It also wouldn’t be hard for them to make a significant upgrade at the deadline. The Thunder don’t have another reliable 3-and-D wing outside of Gilgeous-Alexander. Ferguson has not progressed in his third season, and the team has several other raw youngsters—Hamidou Diallo, Abdel Nader, and Luguentz Dort—behind him. Put someone like Robert Covington in their place and the Thunder could be one of the best teams in the West.
But the more important conversation in Oklahoma City isn’t about what it does in the next week. It’s what the team can do in the next few years.
The Thunder are in a unique position. They received an obscene amount of future draft picks in the Westbrook and George trades—three unprotected first-rounders and four lightly protected ones, as well as the right to swap two more. The initial expectation around the league was that those picks would be the start of a Process-style rebuild that would take a decade to complete. Now the calculus has changed.
Gilgeous-Alexander gives the franchise a homegrown star who can convince other young stars to stay in Oklahoma City. They can use those picks to trade for one (or even two) and sell them on playing with SGA, like they did with George. No team can outbid the Thunder in a trade, either. They can make a Godfather offer—similar to what the Nets gave the Celtics for Kevin Garnett and Paul Pierce—and then turn around and make another. Any team looking to trade a star will have to call them.
There’s no player currently on the trade market worthy of Oklahoma City’s bounty of assets, but that could change this summer. The most likely candidate is Bradley Beal, who has already complained to the media less than a few months after signing an extension. Putting Beal in Schröder’s role in Oklahoma City could make them a legitimate contender. There would be no way to defend three-guard lineups with Paul, Beal, and SGA, and all three can defend too.
The other option for OKC would be to hold on to its draft picks and wait for the next time a young star is put on the market. There’s no way to predict who it would be at this point, but it’s only a matter of time in the player empowerment era.
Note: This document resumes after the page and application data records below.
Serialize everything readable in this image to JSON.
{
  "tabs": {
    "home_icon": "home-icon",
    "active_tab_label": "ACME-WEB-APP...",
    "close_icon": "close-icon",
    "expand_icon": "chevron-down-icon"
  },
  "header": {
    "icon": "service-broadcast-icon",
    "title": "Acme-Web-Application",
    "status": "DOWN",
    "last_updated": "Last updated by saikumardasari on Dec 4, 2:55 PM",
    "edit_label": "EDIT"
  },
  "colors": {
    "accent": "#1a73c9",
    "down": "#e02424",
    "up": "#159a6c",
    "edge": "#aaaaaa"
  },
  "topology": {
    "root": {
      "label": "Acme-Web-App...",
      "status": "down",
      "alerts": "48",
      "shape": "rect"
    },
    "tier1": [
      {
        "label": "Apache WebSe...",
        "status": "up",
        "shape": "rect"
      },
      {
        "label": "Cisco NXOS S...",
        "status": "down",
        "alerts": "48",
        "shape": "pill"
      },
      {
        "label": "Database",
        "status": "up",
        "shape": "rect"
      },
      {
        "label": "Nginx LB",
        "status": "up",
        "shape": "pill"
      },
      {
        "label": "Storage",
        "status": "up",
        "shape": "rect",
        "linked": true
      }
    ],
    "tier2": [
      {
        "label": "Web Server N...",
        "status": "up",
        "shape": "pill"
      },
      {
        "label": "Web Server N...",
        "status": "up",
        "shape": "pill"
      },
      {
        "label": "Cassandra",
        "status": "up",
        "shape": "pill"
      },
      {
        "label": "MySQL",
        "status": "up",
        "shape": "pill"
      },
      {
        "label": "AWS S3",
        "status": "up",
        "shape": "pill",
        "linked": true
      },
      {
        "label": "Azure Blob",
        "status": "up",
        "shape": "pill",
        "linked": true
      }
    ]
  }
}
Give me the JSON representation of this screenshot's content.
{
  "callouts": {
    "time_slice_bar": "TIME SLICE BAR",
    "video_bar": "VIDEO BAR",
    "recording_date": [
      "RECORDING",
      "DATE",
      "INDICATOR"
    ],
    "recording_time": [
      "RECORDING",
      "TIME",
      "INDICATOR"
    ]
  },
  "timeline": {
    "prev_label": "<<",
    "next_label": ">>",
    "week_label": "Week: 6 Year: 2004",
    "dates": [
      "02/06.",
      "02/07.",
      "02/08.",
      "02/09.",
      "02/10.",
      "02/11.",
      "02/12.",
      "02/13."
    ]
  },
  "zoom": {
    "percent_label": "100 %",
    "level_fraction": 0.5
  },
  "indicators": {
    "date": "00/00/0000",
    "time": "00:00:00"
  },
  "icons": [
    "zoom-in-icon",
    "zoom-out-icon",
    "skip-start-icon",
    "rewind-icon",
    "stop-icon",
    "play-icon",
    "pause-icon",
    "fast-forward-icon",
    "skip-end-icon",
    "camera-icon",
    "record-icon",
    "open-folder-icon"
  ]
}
There are a lot of great young players scattered on bad teams in the bottom of the West, from Karl-Anthony Towns to Devin Booker to De’Aaron Fox. If any of those guys ask out, Oklahoma City will be there to strike.
It would be a gamble to trade for an already unhappy player. But it was also a pretty big gamble to trade for George when he had just one year left on his deal. Thunder GM Sam Presti famously quoted A Tribe Called Quest when asked about it, saying: “Scared money don’t make none.”
Oklahoma City will never be a free agent destination. Presti knows that. The only way for them to get a star is to trade for one or draft one. So why hope one of those draft picks will eventually become one when it can trade for one now?
The beauty of building around Gilgeous-Alexander is that it doesn’t matter who is available. He can fit with anyone. He can be anything. Like a wild card in poker.
SGA gives the Thunder an almost unlimited number of options. They don’t need to blow this team up. They can bide their time and wait for the right opportunity to push their chips back in the middle. And they have more chips than anyone else in the NBA.